We don’t think so for a couple of reasons:

  1. The most recent business cycles actually lasted much longer than the historical averages. The last three recoveries lasted an average of 94 months.
  2. The last recession in 2008/2009 was very deep. Generally, a deeper recession means more slack in the economy which means the economy can grow much longer until it overheats. Auto sales and building permits are nowhere close to normalizing.
  3. Economic expansions don’t die of old age, but die of excess. There is no fixed time limit for an expansion, each cycle is different. The typical consumer excesses we have seen at previous peaks of the economic cycle such as in 1999/2000 (internet boom) or 2005-2007 (US housing) are absent this time. Yes, there are some signs of excess in parts oft he economy like in biotech, but there are no big imbalances in the US economy at the moment.
  4. Typical supply-side issues that occure at the peak of an economic expansion such as high capacity utilisation or high corporate indebtedness are not visible (yet).
  5. US recessions are often preceded by surging, not weak commodity prices. Many investors associate the 2008 crisis with the housing bubble and overleveraged financials but they forget that the price of a barrel of oil had risen by more than 100% from the beginning of 2007 to mid 2008, thus hurting disposable income of the US consumer. Today? Most major commodity prices have been on a downtrend over the last 12 months.

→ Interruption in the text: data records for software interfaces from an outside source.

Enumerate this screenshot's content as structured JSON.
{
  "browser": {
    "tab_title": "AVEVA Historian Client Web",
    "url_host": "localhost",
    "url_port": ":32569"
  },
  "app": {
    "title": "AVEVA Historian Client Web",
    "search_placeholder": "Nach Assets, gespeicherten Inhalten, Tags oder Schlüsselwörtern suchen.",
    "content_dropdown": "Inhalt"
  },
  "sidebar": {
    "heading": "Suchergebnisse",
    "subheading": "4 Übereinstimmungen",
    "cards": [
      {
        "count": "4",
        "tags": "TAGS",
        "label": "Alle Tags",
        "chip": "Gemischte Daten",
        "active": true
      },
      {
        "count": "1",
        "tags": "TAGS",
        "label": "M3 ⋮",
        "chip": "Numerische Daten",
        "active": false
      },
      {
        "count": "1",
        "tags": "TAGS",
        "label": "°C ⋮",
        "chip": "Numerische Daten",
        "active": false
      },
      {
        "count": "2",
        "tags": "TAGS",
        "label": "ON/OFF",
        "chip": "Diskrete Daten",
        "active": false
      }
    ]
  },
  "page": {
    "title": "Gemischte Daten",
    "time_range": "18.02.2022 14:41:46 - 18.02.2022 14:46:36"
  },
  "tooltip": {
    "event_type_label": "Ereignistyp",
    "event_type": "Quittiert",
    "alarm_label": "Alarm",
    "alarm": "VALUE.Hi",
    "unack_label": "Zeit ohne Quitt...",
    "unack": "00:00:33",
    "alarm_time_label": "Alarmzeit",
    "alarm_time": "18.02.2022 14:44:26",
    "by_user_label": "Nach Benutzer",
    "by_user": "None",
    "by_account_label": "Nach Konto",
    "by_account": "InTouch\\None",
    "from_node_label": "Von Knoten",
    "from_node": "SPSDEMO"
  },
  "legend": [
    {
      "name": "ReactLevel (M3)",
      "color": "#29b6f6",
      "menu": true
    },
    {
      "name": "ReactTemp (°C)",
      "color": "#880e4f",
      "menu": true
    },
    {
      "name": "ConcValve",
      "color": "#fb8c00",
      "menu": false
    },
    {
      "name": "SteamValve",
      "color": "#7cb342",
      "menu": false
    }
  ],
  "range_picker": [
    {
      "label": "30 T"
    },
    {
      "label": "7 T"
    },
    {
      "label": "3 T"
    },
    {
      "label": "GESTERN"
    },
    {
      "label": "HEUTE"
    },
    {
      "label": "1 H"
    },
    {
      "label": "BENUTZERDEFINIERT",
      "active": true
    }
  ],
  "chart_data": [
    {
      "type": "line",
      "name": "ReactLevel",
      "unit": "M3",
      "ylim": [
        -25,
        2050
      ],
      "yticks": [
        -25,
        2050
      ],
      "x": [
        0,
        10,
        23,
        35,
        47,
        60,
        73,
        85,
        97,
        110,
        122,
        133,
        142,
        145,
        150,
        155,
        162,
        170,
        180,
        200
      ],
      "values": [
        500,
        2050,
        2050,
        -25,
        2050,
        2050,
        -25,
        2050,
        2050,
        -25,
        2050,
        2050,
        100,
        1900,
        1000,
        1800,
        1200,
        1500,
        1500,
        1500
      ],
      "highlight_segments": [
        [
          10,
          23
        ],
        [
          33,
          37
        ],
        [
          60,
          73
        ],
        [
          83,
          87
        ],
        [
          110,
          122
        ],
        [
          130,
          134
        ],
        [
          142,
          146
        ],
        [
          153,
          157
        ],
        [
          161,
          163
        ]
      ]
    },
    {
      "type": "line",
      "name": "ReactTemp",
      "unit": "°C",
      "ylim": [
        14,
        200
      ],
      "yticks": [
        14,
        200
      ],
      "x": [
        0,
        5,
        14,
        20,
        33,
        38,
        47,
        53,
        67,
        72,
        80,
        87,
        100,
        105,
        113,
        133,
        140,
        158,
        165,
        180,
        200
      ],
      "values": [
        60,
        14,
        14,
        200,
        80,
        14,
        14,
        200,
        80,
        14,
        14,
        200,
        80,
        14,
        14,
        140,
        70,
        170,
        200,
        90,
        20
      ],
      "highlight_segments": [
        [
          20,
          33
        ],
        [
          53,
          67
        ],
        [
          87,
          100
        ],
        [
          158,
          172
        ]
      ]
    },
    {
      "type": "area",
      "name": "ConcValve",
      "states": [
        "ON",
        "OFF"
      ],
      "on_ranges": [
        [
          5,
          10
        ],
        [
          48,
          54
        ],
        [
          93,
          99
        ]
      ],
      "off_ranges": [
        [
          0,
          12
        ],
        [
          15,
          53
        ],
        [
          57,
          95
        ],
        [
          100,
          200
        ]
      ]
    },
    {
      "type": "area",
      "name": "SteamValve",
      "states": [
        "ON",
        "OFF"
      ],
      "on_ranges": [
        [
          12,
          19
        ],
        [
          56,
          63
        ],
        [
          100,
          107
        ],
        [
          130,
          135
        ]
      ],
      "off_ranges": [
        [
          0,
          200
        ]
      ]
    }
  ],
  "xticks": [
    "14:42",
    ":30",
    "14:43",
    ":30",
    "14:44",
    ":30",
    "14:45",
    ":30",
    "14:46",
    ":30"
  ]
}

Commodities vs business cycle

Europe’s recovery is even furher behind

The European expansion is probably 2-3 years behind the US expansion. There is simply too much slack in Europe to get worked up about a potential overheating: the unemployment rate is much higher and the capacity utilisation is much lower than in the US.

How this cycle differs

We remain positive about the US and EU economy. Not necessarily so much about the rate of growth which will remain below the average of previous recoveries. But most importantly, we do not see a recession in the immediate future. A long cycle of low growth is therefore our base forecast.

A business cycle is driven by risk appetite (=excesses). Cycles die when we get too optimistic, i.e. when we borrow or hire too much. When we then have to cut back, we create a feedback loop that drives us into a recession. Now? We can’t really see too much exuberance. This is not surprising: we are still scared as consumers, investors and businesses by the last crisis. The day after you get mugged, you think you will get mugged again – this is called recency effect.

Real economy ≠ financial markets

What should investors do? In very simple terms, corrections should be bought until there is too much exuberance and optimism.

However, while nearly all asset classes performed well since 2009, we think investing will no longer be so straightforward in the next couple of years. We are now at a critical juncture where the labor market is properly tightening for the first time since 2009. Hints of real wage increases in the US are becoming more prevalent – e.g. several companies have announced increases for their lowest paid employees, including Wal-Mart, McDonald’s, T.J. Maxx and others. As we get closer to full employement, wage pressure will start to creep higher. This is typically still a good environment for equities but less so for bonds and bond-proxies. What is important to keep in mind for equities though is that valuations are no longer cheap. Investors need to get used to lower future returns than what they witnessed during the last 5 years.

Please read our Terms of Use.